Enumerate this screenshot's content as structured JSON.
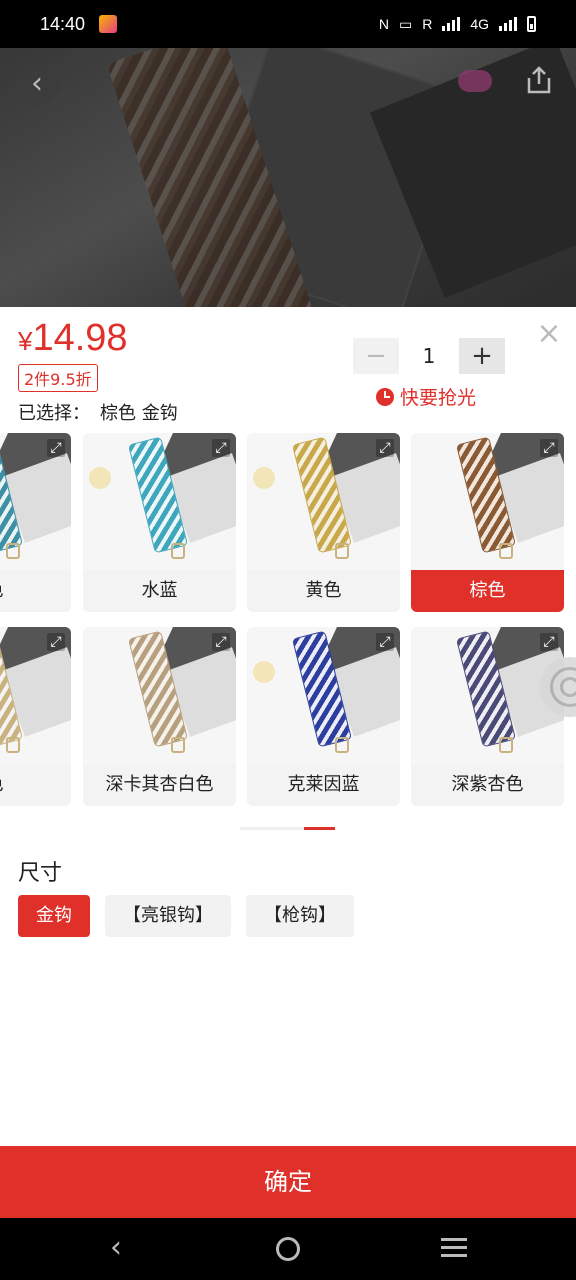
{
  "status_bar": {
    "time": "14:40",
    "carrier_letter": "R",
    "network": "4G",
    "icons": [
      "app-notification-icon",
      "nfc-icon",
      "cast-icon",
      "signal-icon",
      "battery-icon"
    ]
  },
  "hero": {
    "description_icons": [
      "back-arrow-icon",
      "share-icon"
    ]
  },
  "product": {
    "currency": "¥",
    "price": "14.98",
    "discount_tag": "2件9.5折",
    "selected_label": "已选择：",
    "selected_value": "棕色 金钩",
    "quantity": "1",
    "minus_symbol": "−",
    "plus_symbol": "+",
    "stock_warning": "快要抢光"
  },
  "variants": [
    {
      "label": "色",
      "colors": [
        "#3e8fa6",
        "#eaf3f3"
      ],
      "active": false
    },
    {
      "label": "水蓝",
      "colors": [
        "#3ea6bd",
        "#eef7f8"
      ],
      "active": false
    },
    {
      "label": "黄色",
      "colors": [
        "#c8a84a",
        "#f4efdf"
      ],
      "active": false
    },
    {
      "label": "棕色",
      "colors": [
        "#8a5a34",
        "#f1e7dc"
      ],
      "active": true
    },
    {
      "label": "色",
      "colors": [
        "#c9b27d",
        "#f3f3f3"
      ],
      "active": false
    },
    {
      "label": "深卡其杏白色",
      "colors": [
        "#b7a080",
        "#f6f2ea"
      ],
      "active": false
    },
    {
      "label": "克莱因蓝",
      "colors": [
        "#2d3f9e",
        "#ecedf6"
      ],
      "active": false
    },
    {
      "label": "深紫杏色",
      "colors": [
        "#4a4a78",
        "#eeeef3"
      ],
      "active": false
    }
  ],
  "size": {
    "title": "尺寸",
    "options": [
      {
        "label": "金钩",
        "active": true
      },
      {
        "label": "【亮银钩】",
        "active": false
      },
      {
        "label": "【枪钩】",
        "active": false
      }
    ]
  },
  "confirm_label": "确定",
  "accent_color": "#e0302a"
}
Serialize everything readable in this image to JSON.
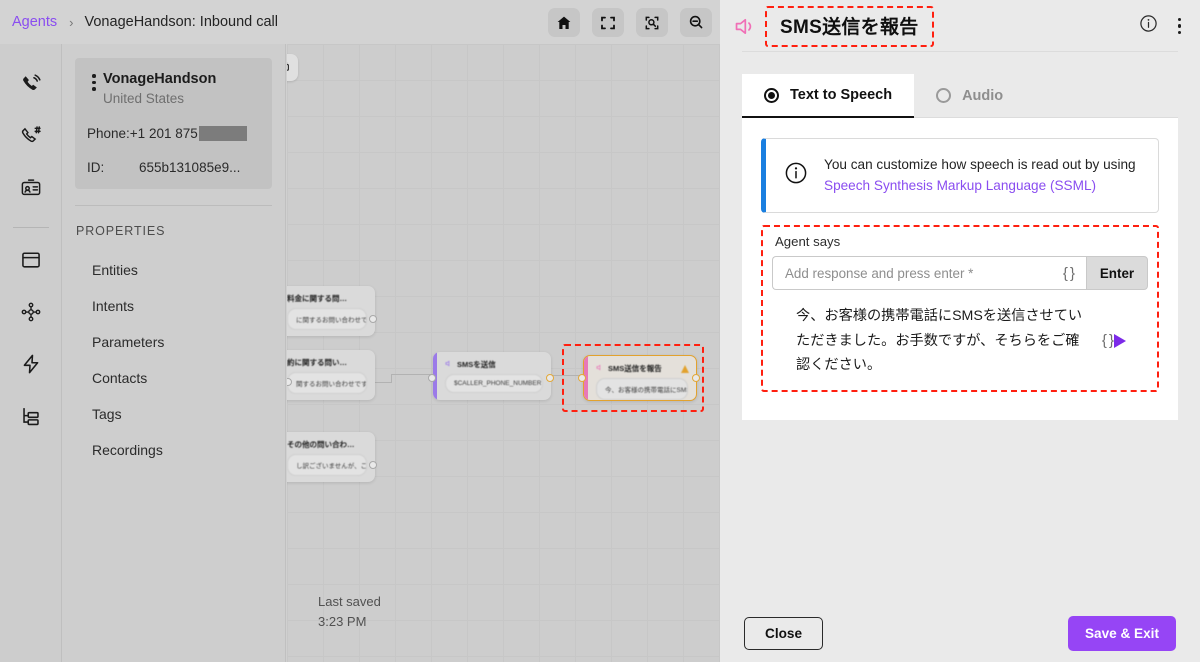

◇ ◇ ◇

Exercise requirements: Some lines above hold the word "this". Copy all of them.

Exercise solution:
Enumerate this screenshot's content as structured JSON.
Serialize everything readable in this image to JSON.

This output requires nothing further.